Today, a colleague, Katherine Jones, offers up this post. Katherine and I worked together years ago at Aberdeen. We've recently teamed on a new client engagement. Here's her take on a new twist on social networking software.
The CIA will soon have nothing on the social networking watchdogs. Teneros has launched a product that is designed to let a company monitor its employees’ social networking activities. Not that employers who wanted to see what employees past and present might say about them – but it would have been a labor intensive job. Now its automated – employers can discover and monitor their employees’ Facebook and Twitter posts and tweets – with more sites promised (YouTube, MySpace, and LinkedIn, for example).
Now there is a business benefit in some cases: let’s say you as an employee want to spill the beans on an upcoming product or corporate strategy, go off on a politically incorrect tirade, use Facebook as a vehicle to blow the whistle on perceived or misperceived shady behavior, or start rumors of an impending acquisition or anything that might affect shareholder value. It may be important for the company to know these things, although clearly, one would hope that corporate-employee relations were such that better judgment on the employee’s part might prevail.

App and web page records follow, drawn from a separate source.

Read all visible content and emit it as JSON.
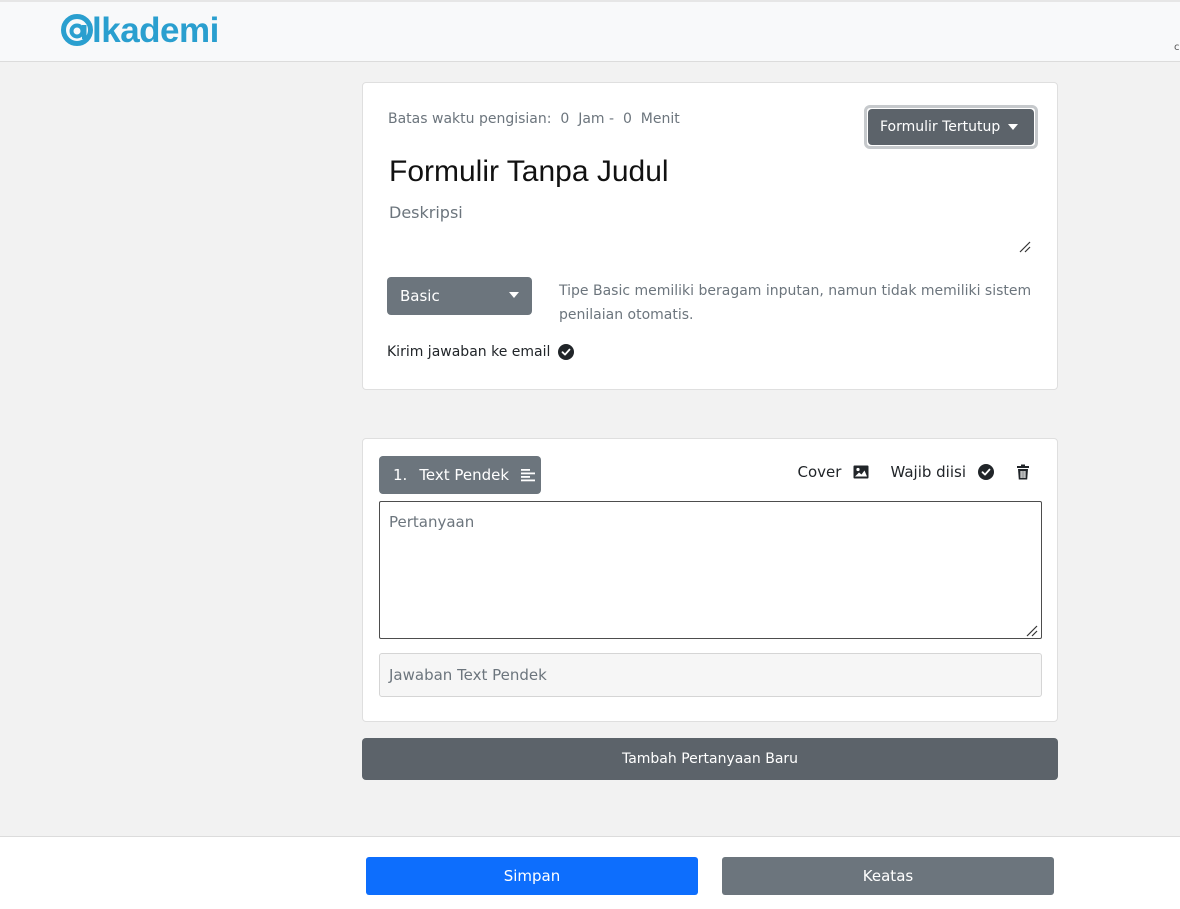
{
  "brand": {
    "logo_text": "lkademi",
    "logo_mark": "at-sign-logo-mark",
    "color": "#2a9fcf"
  },
  "form": {
    "time_limit_label": "Batas waktu pengisian:",
    "time_hours": "0",
    "time_hours_unit": "Jam -",
    "time_minutes": "0",
    "time_minutes_unit": "Menit",
    "status_label": "Formulir Tertutup",
    "title": "Formulir Tanpa Judul",
    "description_placeholder": "Deskripsi",
    "type_label": "Basic",
    "type_hint": "Tipe Basic memiliki beragam inputan, namun tidak memiliki sistem penilaian otomatis.",
    "email_label": "Kirim jawaban ke email"
  },
  "question": {
    "number": "1.",
    "type_label": "Text Pendek",
    "cover_label": "Cover",
    "required_label": "Wajib diisi",
    "question_placeholder": "Pertanyaan",
    "answer_placeholder": "Jawaban Text Pendek"
  },
  "actions": {
    "add_question": "Tambah Pertanyaan Baru",
    "save": "Simpan",
    "to_top": "Keatas"
  },
  "colors": {
    "primary": "#0d6efd",
    "secondary": "#6c757d",
    "dark_secondary": "#5c636a"
  },
  "icons": {
    "status_caret": "chevron-down-icon",
    "type_caret": "chevron-down-icon",
    "email_check": "check-circle-icon",
    "question_type": "text-lines-icon",
    "cover": "image-icon",
    "required": "check-circle-icon",
    "delete": "trash-icon"
  }
}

Want to grouse about your job? Your manager? Don’t use your PDA, cellphone, or laptop to do it if you don’t want it discovered. Employees used to feel some security in the fact that it was unlikely that the company had dedicated a resource to looking up all employees’ posts every day. Now this SaaS tool —called Social Sentry —discovers the employee’s social network presence and monitors employee social network activity occurring from any device or network including mobile devices. (It’s unclear if it can track employees’ comments on GlassDoor.com and sites of that sort.)

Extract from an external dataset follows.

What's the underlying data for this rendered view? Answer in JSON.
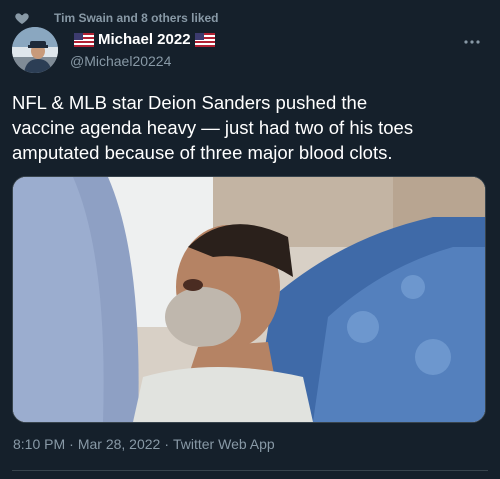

Can’t you see it now: a new job position within Corporate America called Employee Social Network Monitor, or perhaps Employee Blog Investigator (the EBI?) or maybe just Tweet Police? And the policy implications: is this a one strike or three strikes and you’re out? Can employee contracts prohibit employees from social networking—(unlikely, as we still have the First Amendment)? What will the unions say? Is this an HR position? A security officer position? Will each manager be chartered with reviewing alerts that signal that a staff member has posted something that mentioned the company? The manager? And what are the shades of grey in what constitutes bad blogging behavior in cases other than direct violation of contracts—such as pre-announcing a corporate secret strategy.
Social Sentry, Teneros says, creates reports and analyzes social network usage by employees across time, source and network…humm, how about:
Inhibiting social networking through monitoring may be chasing that proverbial horse that is now long gone from the barn – but the initial actions for companies is to develop legally defensible policies to cover both employee activities and the actions that company can legitimately undertake.